Sales taxes are among the most regressive, because they disproportionately hit poorer residents. A sales tax is a flat tax — everyone pays the same rate regardless of income. That takes a bigger percentage chunk out of lower-income earners’ cash flow than it does for those at the upper end.
This measure does not require that the revenue from the new sales tax go to any specific purpose. But another measure, Proposition J, which seeks millions for homeless services and public transit, appears linked to the passage of Proposition K. In placing the sales tax on the ballot, the Board of Supervisors required that it be assigned the letter immediately following the one that the homelessness and transportation funding measure received.

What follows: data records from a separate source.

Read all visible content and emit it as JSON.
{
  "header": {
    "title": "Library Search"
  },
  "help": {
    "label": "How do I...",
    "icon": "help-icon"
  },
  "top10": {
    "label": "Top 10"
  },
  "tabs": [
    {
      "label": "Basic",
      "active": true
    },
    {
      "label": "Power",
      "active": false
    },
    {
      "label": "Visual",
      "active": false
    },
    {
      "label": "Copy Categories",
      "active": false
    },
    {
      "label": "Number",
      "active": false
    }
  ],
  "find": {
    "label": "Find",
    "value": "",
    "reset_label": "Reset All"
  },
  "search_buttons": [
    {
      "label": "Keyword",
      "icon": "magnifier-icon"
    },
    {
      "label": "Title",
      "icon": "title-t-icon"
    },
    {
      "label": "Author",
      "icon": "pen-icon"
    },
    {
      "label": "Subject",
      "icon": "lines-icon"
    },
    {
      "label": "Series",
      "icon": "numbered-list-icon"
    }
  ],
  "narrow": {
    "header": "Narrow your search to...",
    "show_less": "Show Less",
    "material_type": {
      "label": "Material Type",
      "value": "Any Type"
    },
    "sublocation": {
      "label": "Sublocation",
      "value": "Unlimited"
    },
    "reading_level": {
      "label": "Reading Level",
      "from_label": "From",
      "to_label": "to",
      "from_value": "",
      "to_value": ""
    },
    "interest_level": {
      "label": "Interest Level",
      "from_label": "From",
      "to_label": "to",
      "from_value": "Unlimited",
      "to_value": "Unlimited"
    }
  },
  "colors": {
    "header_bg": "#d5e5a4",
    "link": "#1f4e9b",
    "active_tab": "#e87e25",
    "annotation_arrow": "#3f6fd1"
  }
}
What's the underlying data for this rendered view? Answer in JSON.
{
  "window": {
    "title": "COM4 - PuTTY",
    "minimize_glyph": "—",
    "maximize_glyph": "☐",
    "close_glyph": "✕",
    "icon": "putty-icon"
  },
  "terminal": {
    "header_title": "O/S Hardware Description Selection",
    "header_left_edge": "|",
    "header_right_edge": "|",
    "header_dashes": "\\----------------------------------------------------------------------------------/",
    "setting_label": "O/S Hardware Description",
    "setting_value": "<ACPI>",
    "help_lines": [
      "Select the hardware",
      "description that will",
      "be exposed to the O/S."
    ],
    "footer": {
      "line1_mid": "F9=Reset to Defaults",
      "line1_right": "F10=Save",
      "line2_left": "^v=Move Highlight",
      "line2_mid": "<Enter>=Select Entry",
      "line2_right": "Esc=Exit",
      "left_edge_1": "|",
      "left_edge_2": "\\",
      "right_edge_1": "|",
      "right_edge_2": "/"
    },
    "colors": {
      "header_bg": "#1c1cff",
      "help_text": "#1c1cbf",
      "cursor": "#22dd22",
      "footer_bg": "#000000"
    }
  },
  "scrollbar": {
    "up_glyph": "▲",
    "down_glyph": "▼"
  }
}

Proposition J would create two funds to spend money on homelessness services and public transportation maintenance and upgrades. Those funds would carry a combined cost of about $152 million annually. But even if San Franciscans voted for those funds, Lee could block their creation if he decided they were too expensive for the city’s budget to accommodate. And presumably, the passage of Proposition K would be a factor that he would consider.
When he signed the fiscal year 2016-2017 budget on Aug. 1, Lee said a “significant increase in funding for services for homeless residents and families” was made possible by “a consensus process to move forward with a sales tax increase on the November ballot.”
However, regardless of whether Proposition J passes, if voters approve Proposition K, the sales tax revenue would flow into the city’s general fund, where it could be used for anything.
Who officially proposed it?
Mayor Ed Lee and supervisors Mark Farrell and Scott Wiener.
Who officially opposes it?
The nonprofit organization Save MUNI.
Vote threshold to pass
Simple majority — 50 percent plus one
Effective date if passed
Follow the money
One committee is spending money in support of Proposition K: “Mayor Ed Lee for San Francisco Committee, Yes on J and K.”
Follow the money at the San Francisco Ethics Commission: all Proposition K filings.
Endorsements: our methodology
The Public Press chose to count endorsements from organizations that backed multiple candidates or ballot measures, and that made those endorsements available online. We did not count endorsements from individuals.
If you think we missed an important organization, please tell us. We’d love to hear from you.
Tracked endorsements by organization
Written by: Noah Arroyo
Published: Sept. 30, 2016